[App and web page records]

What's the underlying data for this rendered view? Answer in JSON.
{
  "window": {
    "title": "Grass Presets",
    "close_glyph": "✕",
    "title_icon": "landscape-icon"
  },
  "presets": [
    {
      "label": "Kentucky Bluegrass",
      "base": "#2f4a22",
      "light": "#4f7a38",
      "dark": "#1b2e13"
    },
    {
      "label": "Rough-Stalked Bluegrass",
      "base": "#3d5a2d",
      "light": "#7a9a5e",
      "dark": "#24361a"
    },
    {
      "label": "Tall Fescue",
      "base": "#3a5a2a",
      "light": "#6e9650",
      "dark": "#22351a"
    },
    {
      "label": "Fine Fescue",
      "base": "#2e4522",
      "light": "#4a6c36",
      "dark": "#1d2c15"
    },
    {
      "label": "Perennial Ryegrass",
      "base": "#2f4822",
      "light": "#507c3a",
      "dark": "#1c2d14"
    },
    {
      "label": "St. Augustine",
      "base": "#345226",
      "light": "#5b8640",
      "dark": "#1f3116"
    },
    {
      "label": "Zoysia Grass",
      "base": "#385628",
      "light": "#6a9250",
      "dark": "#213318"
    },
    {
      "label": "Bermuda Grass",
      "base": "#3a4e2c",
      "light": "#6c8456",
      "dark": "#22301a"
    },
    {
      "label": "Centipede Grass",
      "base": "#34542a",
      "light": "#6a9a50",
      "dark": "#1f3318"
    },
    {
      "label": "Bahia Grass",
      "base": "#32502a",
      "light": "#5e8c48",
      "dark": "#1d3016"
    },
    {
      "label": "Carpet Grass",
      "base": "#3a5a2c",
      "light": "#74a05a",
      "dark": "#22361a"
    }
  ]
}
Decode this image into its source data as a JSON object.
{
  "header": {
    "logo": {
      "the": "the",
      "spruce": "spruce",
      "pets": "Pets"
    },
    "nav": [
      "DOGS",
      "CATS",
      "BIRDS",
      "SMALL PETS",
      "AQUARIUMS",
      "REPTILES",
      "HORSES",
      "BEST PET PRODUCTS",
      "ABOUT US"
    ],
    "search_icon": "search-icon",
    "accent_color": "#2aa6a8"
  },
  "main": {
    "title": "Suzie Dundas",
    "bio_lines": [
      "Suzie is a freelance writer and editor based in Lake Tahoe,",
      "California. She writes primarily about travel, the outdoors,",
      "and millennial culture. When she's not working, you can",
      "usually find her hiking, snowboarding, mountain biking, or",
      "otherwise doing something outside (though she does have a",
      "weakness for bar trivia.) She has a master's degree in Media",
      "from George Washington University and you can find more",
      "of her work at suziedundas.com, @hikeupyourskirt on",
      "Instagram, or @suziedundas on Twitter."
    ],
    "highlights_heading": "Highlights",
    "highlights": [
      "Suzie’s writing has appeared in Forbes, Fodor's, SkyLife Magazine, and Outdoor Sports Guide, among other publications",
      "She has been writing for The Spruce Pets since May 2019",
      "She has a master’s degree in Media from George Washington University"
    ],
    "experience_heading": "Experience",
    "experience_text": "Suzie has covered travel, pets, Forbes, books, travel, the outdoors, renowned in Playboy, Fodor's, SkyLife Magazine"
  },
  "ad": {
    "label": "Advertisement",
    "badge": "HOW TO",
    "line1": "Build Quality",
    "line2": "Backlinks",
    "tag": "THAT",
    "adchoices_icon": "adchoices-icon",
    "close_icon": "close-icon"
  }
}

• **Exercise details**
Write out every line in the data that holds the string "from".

• **Exercise answer**
      "from George Washington University and you can find more",
      "She has a master’s degree in Media from George Washington University"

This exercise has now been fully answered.